The Black-Scholes formula is the most common method traders use to calculate the value of the option. However, sensitivity remains a great concern to traders. If this resonates with you, options delta is the best solution for you. It is a greek that helps traders understand how the option value changes due to various changes.

Understanding Option Delta

Delta measures how option value is sensitive to variables such as interest rates, market prices, time to existent expiry, volatility, etc. It helps you understand how the option’s price will change in response to a given alteration in the underlying stock price.

According to Tastyrades, delta helps traders understand their directional exposure. You can also use it as a proxy to work out probability in-the-money (prob. ITM).


Assume you’re focusing on a Reliance 1250 call option that expires by the end of December 2021. Delta will measure how this particular contract’s option price moves with the variations in the cost of the Reliance spot.

Typically, the delta is higher for an in-the-money call option and lower in the out-of-money call option. Thus, an option delta of a call option often varies from 0 to 1, while that of a put option will range from 0 to -1.

For example, a delta of 0.8 shows that if the RIL stock rises by $0.02, the price of the call option will go high by $0.016. On the other hand, a put option with a delta of -0.8 will decrease by $0.016 since they negatively relate to the stock price.

How traders can make sense of Delta for trading options

Applying the delta relationships can increase your awareness of how you can hedge the risks and the probability of expiring in the money.

Different traders apply varying scales for measuring option delta. While some operate on a scale of 0 to 1, others prefer using a 0-100 scale. As a result, a value of 0.8 on some scales will record 80 in others. However, the concept beneath all the rankings is the same.

What traders must necessarily know about Option Delta?

• Deltas show the probability of your option expiring in-the-money (ITM). That’s why the delta of a deep ITM option is often close to 1, deep OTM approaching 0, and those of at-the-money (ATM) options always around 0.5 (indicating a 50-50 chance).

• Deltas always keep changing depending on factors such as volatility, interest rates, and maturity time.

• A rise in the stock price is always positive to call options but negative to put options.

• A positive delta indicates that you’re long on the market, while a negative delta shows you’re short on the market.

How can traders use delta for hedging their risk?

Delta hedging offsets long and short positions, reducing the risk of price variations in the underlying asset. For instance, if you hold a call option with a 0.50 delta, plus a put option with a -0.50, your net delta of the position becomes zero. And straddles typically have a zero delta.
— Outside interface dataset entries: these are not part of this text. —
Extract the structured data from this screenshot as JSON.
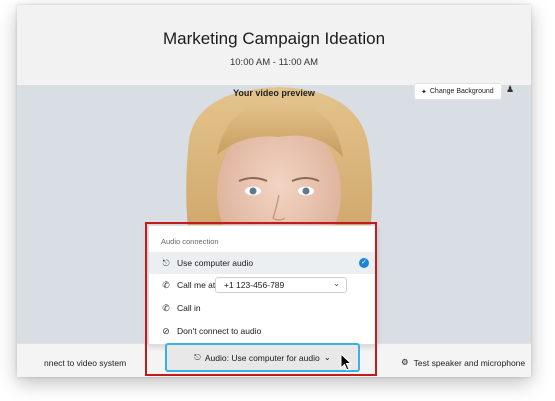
{
  "meeting": {
    "title": "Marketing Campaign Ideation",
    "time": "10:00 AM - 11:00 AM"
  },
  "preview": {
    "label": "Your video preview",
    "change_background_label": "Change Background",
    "change_background_icon": "magic-wand-icon",
    "more_icon": "accessibility-icon"
  },
  "bottom_bar": {
    "connect_video_label": "nnect to video system",
    "test_speaker_label": "Test speaker and microphone",
    "test_speaker_icon": "gear-icon"
  },
  "audio_popup": {
    "heading": "Audio connection",
    "options": [
      {
        "label": "Use computer audio",
        "icon": "headset-icon",
        "selected": true
      },
      {
        "label": "Call me at",
        "icon": "phone-outgoing-icon",
        "selected": false
      },
      {
        "label": "Call in",
        "icon": "phone-incoming-icon",
        "selected": false
      },
      {
        "label": "Don't connect to audio",
        "icon": "no-audio-icon",
        "selected": false
      }
    ],
    "phone_number": "+1 123-456-789"
  },
  "audio_button": {
    "label": "Audio: Use computer for audio",
    "icon": "headset-icon"
  },
  "colors": {
    "highlight_box": "#c21b1b",
    "focus_ring": "#39b0e6",
    "selected_check": "#1c84d8"
  }
}
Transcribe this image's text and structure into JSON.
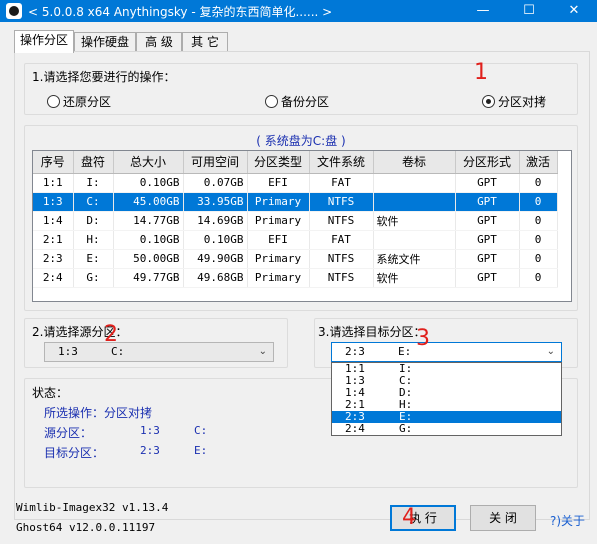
{
  "window": {
    "title": "< 5.0.0.8 x64 Anythingsky - 复杂的东西简单化...... >",
    "min_glyph": "—",
    "max_glyph": "☐",
    "close_glyph": "✕"
  },
  "tabs": [
    {
      "label": "操作分区",
      "active": true
    },
    {
      "label": "操作硬盘",
      "active": false
    },
    {
      "label": "高 级",
      "active": false
    },
    {
      "label": "其 它",
      "active": false
    }
  ],
  "operation": {
    "prompt": "1.请选择您要进行的操作：",
    "options": [
      {
        "label": "还原分区",
        "selected": false
      },
      {
        "label": "备份分区",
        "selected": false
      },
      {
        "label": "分区对拷",
        "selected": true
      }
    ]
  },
  "annotations": [
    "1",
    "2",
    "3",
    "4"
  ],
  "table": {
    "title": "( 系统盘为C:盘 )",
    "columns": [
      "序号",
      "盘符",
      "总大小",
      "可用空间",
      "分区类型",
      "文件系统",
      "卷标",
      "分区形式",
      "激活"
    ],
    "rows": [
      {
        "idx": "1:1",
        "drive": "I:",
        "total": "0.10GB",
        "free": "0.07GB",
        "ptype": "EFI",
        "fs": "FAT",
        "label": "",
        "style": "GPT",
        "active": "0",
        "selected": false
      },
      {
        "idx": "1:3",
        "drive": "C:",
        "total": "45.00GB",
        "free": "33.95GB",
        "ptype": "Primary",
        "fs": "NTFS",
        "label": "",
        "style": "GPT",
        "active": "0",
        "selected": true
      },
      {
        "idx": "1:4",
        "drive": "D:",
        "total": "14.77GB",
        "free": "14.69GB",
        "ptype": "Primary",
        "fs": "NTFS",
        "label": "软件",
        "style": "GPT",
        "active": "0",
        "selected": false
      },
      {
        "idx": "2:1",
        "drive": "H:",
        "total": "0.10GB",
        "free": "0.10GB",
        "ptype": "EFI",
        "fs": "FAT",
        "label": "",
        "style": "GPT",
        "active": "0",
        "selected": false
      },
      {
        "idx": "2:3",
        "drive": "E:",
        "total": "50.00GB",
        "free": "49.90GB",
        "ptype": "Primary",
        "fs": "NTFS",
        "label": "系统文件",
        "style": "GPT",
        "active": "0",
        "selected": false
      },
      {
        "idx": "2:4",
        "drive": "G:",
        "total": "49.77GB",
        "free": "49.68GB",
        "ptype": "Primary",
        "fs": "NTFS",
        "label": "软件",
        "style": "GPT",
        "active": "0",
        "selected": false
      }
    ]
  },
  "source": {
    "prompt": "2.请选择源分区：",
    "value_idx": "1:3",
    "value_drive": "C:"
  },
  "target": {
    "prompt": "3.请选择目标分区：",
    "value_idx": "2:3",
    "value_drive": "E:",
    "options": [
      {
        "idx": "1:1",
        "drive": "I:",
        "selected": false
      },
      {
        "idx": "1:3",
        "drive": "C:",
        "selected": false
      },
      {
        "idx": "1:4",
        "drive": "D:",
        "selected": false
      },
      {
        "idx": "2:1",
        "drive": "H:",
        "selected": false
      },
      {
        "idx": "2:3",
        "drive": "E:",
        "selected": true
      },
      {
        "idx": "2:4",
        "drive": "G:",
        "selected": false
      }
    ]
  },
  "status": {
    "heading": "状态：",
    "op_label": "所选操作：",
    "op_value": "分区对拷",
    "src_label": "源分区：",
    "src_idx": "1:3",
    "src_drive": "C:",
    "dst_label": "目标分区：",
    "dst_idx": "2:3",
    "dst_drive": "E:"
  },
  "versions": {
    "wimlib": "Wimlib-Imagex32 v1.13.4",
    "ghost": "Ghost64 v12.0.0.11197"
  },
  "buttons": {
    "execute": "执 行",
    "close": "关 闭",
    "about": "?)关于"
  },
  "colors": {
    "titlebar": "#0078d7",
    "selection": "#0078d7",
    "annotation": "#e0201c",
    "status_text": "#1a2fb0"
  }
}
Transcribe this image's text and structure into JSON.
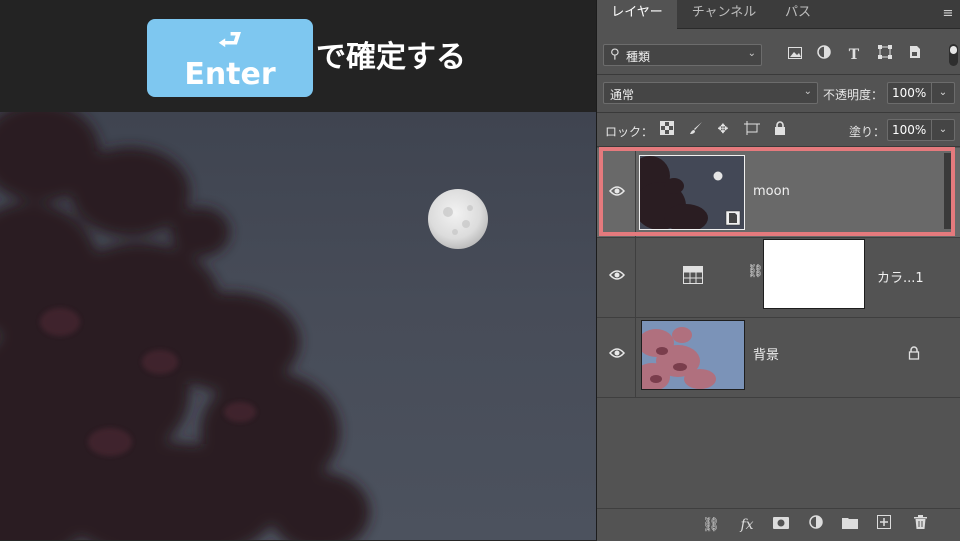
{
  "overlay": {
    "enter_arrow": "⮐",
    "enter_label": "Enter",
    "instruction": "で確定する",
    "badge_color": "#7ec7f0"
  },
  "panel": {
    "tabs": [
      {
        "label": "レイヤー",
        "active": true
      },
      {
        "label": "チャンネル",
        "active": false
      },
      {
        "label": "パス",
        "active": false
      }
    ],
    "menu_icon": "panel-menu-icon",
    "filter": {
      "label": "種類",
      "icons": [
        "image-filter-icon",
        "adjustment-filter-icon",
        "type-filter-icon",
        "shape-filter-icon",
        "smart-object-filter-icon"
      ]
    },
    "blend_mode": "通常",
    "opacity_label": "不透明度：",
    "opacity_value": "100%",
    "lock_label": "ロック：",
    "lock_icons": [
      "lock-transparent-icon",
      "lock-paint-icon",
      "lock-position-icon",
      "lock-artboard-icon",
      "lock-all-icon"
    ],
    "fill_label": "塗り：",
    "fill_value": "100%",
    "layers": [
      {
        "name": "moon",
        "type": "smart-object",
        "selected": true,
        "visible": true
      },
      {
        "name": "カラ...1",
        "type": "adjustment",
        "selected": false,
        "visible": true
      },
      {
        "name": "背景",
        "type": "background",
        "selected": false,
        "visible": true,
        "locked": true
      }
    ],
    "bottom_icons": [
      "link-layers-icon",
      "fx-icon",
      "add-mask-icon",
      "new-adjustment-icon",
      "new-group-icon",
      "new-layer-icon",
      "delete-layer-icon"
    ],
    "highlight_color": "#e57a7d"
  }
}
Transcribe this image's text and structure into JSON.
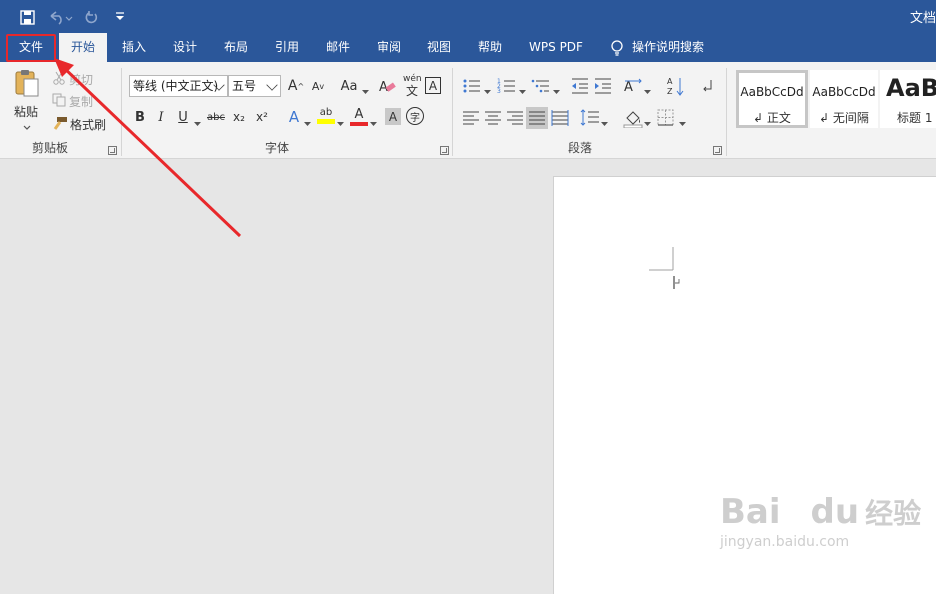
{
  "title_bar": {
    "doc_title": "文档",
    "colors": {
      "accent": "#2b579a",
      "ribbon_bg": "#f3f3f3",
      "highlight": "#e8282b"
    }
  },
  "quick_access": {
    "icons": [
      "save-icon",
      "undo-icon",
      "redo-icon",
      "customize-icon"
    ]
  },
  "tabs": [
    {
      "label": "文件"
    },
    {
      "label": "开始"
    },
    {
      "label": "插入"
    },
    {
      "label": "设计"
    },
    {
      "label": "布局"
    },
    {
      "label": "引用"
    },
    {
      "label": "邮件"
    },
    {
      "label": "审阅"
    },
    {
      "label": "视图"
    },
    {
      "label": "帮助"
    },
    {
      "label": "WPS PDF"
    },
    {
      "label": "操作说明搜索"
    }
  ],
  "clipboard": {
    "paste": "粘贴",
    "cut": "剪切",
    "copy": "复制",
    "format_painter": "格式刷",
    "label": "剪贴板"
  },
  "font": {
    "font_name": "等线 (中文正文)",
    "font_size": "五号",
    "grow": "A",
    "shrink": "A",
    "change_case": "Aa",
    "phonetic_top": "wén",
    "phonetic_bottom": "文",
    "char_border": "A",
    "bold": "B",
    "italic": "I",
    "underline": "U",
    "strikethrough": "abc",
    "subscript": "x₂",
    "superscript": "x²",
    "text_effect": "A",
    "highlight": "ab",
    "font_color": "A",
    "char_shading": "A",
    "enclose": "字",
    "label": "字体"
  },
  "paragraph": {
    "label": "段落"
  },
  "styles": {
    "items": [
      {
        "sample": "AaBbCcDd",
        "name": "正文"
      },
      {
        "sample": "AaBbCcDd",
        "name": "无间隔"
      },
      {
        "sample": "AaB",
        "name": "标题 1"
      }
    ]
  },
  "watermark": {
    "brand": "Bai",
    "brand2": "du",
    "product": "经验",
    "url": "jingyan.baidu.com"
  }
}
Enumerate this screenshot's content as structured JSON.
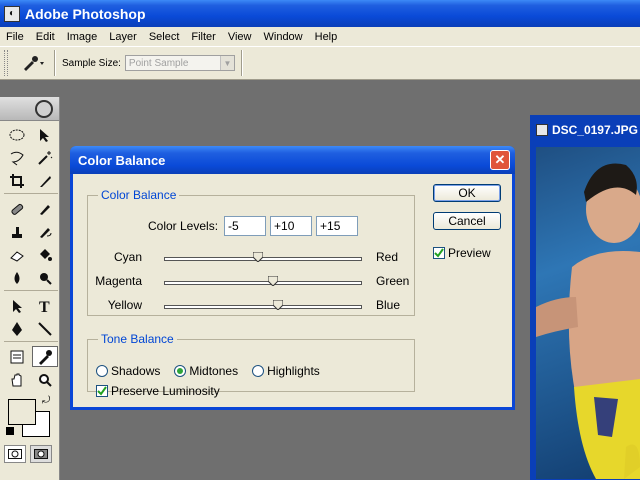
{
  "app": {
    "title": "Adobe Photoshop"
  },
  "menu": [
    "File",
    "Edit",
    "Image",
    "Layer",
    "Select",
    "Filter",
    "View",
    "Window",
    "Help"
  ],
  "options": {
    "sample_size_label": "Sample Size:",
    "sample_size_value": "Point Sample"
  },
  "document": {
    "title": "DSC_0197.JPG"
  },
  "dialog": {
    "title": "Color Balance",
    "color_balance": {
      "legend": "Color Balance",
      "levels_label": "Color Levels:",
      "levels": [
        "-5",
        "+10",
        "+15"
      ],
      "sliders": [
        {
          "left": "Cyan",
          "right": "Red",
          "value": -5
        },
        {
          "left": "Magenta",
          "right": "Green",
          "value": 10
        },
        {
          "left": "Yellow",
          "right": "Blue",
          "value": 15
        }
      ]
    },
    "tone_balance": {
      "legend": "Tone Balance",
      "options": [
        "Shadows",
        "Midtones",
        "Highlights"
      ],
      "selected": "Midtones",
      "preserve_luminosity": "Preserve Luminosity"
    },
    "buttons": {
      "ok": "OK",
      "cancel": "Cancel"
    },
    "preview": "Preview"
  },
  "colors": {
    "titlebar": "#0a4ad8",
    "dialog_bg": "#ece9d8",
    "legend": "#0046d5",
    "close": "#e0553a"
  }
}
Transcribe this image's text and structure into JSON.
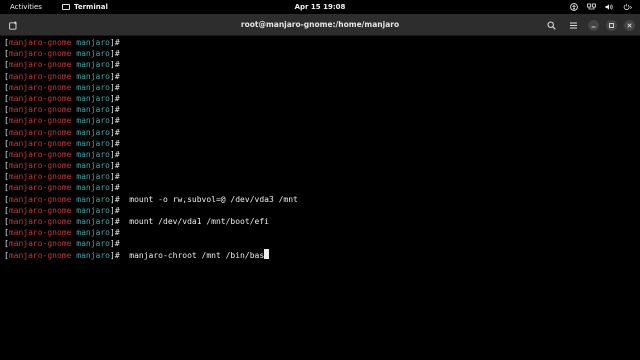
{
  "topbar": {
    "activities": "Activities",
    "app_name": "Terminal",
    "clock": "Apr 15  19:08",
    "tray_icons": [
      "accessibility-icon",
      "network-icon",
      "volume-icon",
      "power-icon"
    ]
  },
  "window": {
    "title": "root@manjaro-gnome:/home/manjaro",
    "buttons": [
      "new-tab-icon",
      "search-icon",
      "menu-icon",
      "minimize-icon",
      "maximize-icon",
      "close-icon"
    ]
  },
  "terminal": {
    "prompt": {
      "open_bracket": "[",
      "host": "manjaro-gnome",
      "space": " ",
      "dir": "manjaro",
      "close": "]#"
    },
    "lines": [
      {
        "cmd": ""
      },
      {
        "cmd": ""
      },
      {
        "cmd": ""
      },
      {
        "cmd": ""
      },
      {
        "cmd": ""
      },
      {
        "cmd": ""
      },
      {
        "cmd": ""
      },
      {
        "cmd": ""
      },
      {
        "cmd": ""
      },
      {
        "cmd": ""
      },
      {
        "cmd": ""
      },
      {
        "cmd": ""
      },
      {
        "cmd": ""
      },
      {
        "cmd": ""
      },
      {
        "cmd": "mount -o rw,subvol=@ /dev/vda3 /mnt"
      },
      {
        "cmd": ""
      },
      {
        "cmd": "mount /dev/vda1 /mnt/boot/efi"
      },
      {
        "cmd": ""
      },
      {
        "cmd": ""
      },
      {
        "cmd": "manjaro-chroot /mnt /bin/bas"
      }
    ],
    "cursor_line": 19
  },
  "colors": {
    "host": "#cc3333",
    "dir": "#3aa7a7",
    "background": "#000000",
    "headerbar": "#2d2d2d"
  }
}
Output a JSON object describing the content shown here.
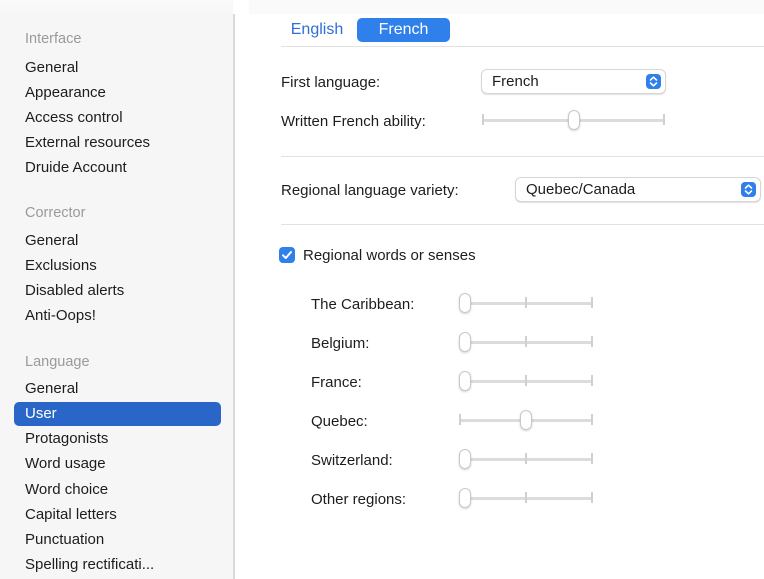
{
  "sidebar": {
    "sections": [
      {
        "heading": "Interface",
        "items": [
          "General",
          "Appearance",
          "Access control",
          "External resources",
          "Druide Account"
        ]
      },
      {
        "heading": "Corrector",
        "items": [
          "General",
          "Exclusions",
          "Disabled alerts",
          "Anti-Oops!"
        ]
      },
      {
        "heading": "Language",
        "items": [
          "General",
          "User",
          "Protagonists",
          "Word usage",
          "Word choice",
          "Capital letters",
          "Punctuation",
          "Spelling rectificati..."
        ]
      }
    ],
    "selected_item": "User"
  },
  "tabs": [
    {
      "label": "English",
      "selected": false
    },
    {
      "label": "French",
      "selected": true
    }
  ],
  "settings": {
    "first_language": {
      "label": "First language:",
      "value": "French"
    },
    "written_french": {
      "label": "Written French ability:",
      "level": 0.5
    },
    "regional_variety": {
      "label": "Regional language variety:",
      "value": "Quebec/Canada"
    },
    "regional_words": {
      "label": "Regional words or senses",
      "checked": true
    },
    "regions": [
      {
        "label": "The Caribbean:",
        "level": 0.0
      },
      {
        "label": "Belgium:",
        "level": 0.0
      },
      {
        "label": "France:",
        "level": 0.0
      },
      {
        "label": "Quebec:",
        "level": 0.5
      },
      {
        "label": "Switzerland:",
        "level": 0.0
      },
      {
        "label": "Other regions:",
        "level": 0.0
      }
    ]
  },
  "colors": {
    "accent": "#2f80ea",
    "selection": "#2a66c8",
    "tab_link": "#2e6fd6",
    "section_heading": "#9a9a9a"
  },
  "icons": [
    "chevron-updown-icon",
    "checkmark-icon"
  ]
}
Similarly, you can also do delta hedging with stocks and options. For instance, if the stock’s lot size is 1,000 shares, and you’re holding a call option delta of 0.90, selling 900 shares of the stock can help you hedge one lot of the call options flawlessly.

Delta is an essential greek to every trader. As a result, it pays to study how it works and apply to your trading.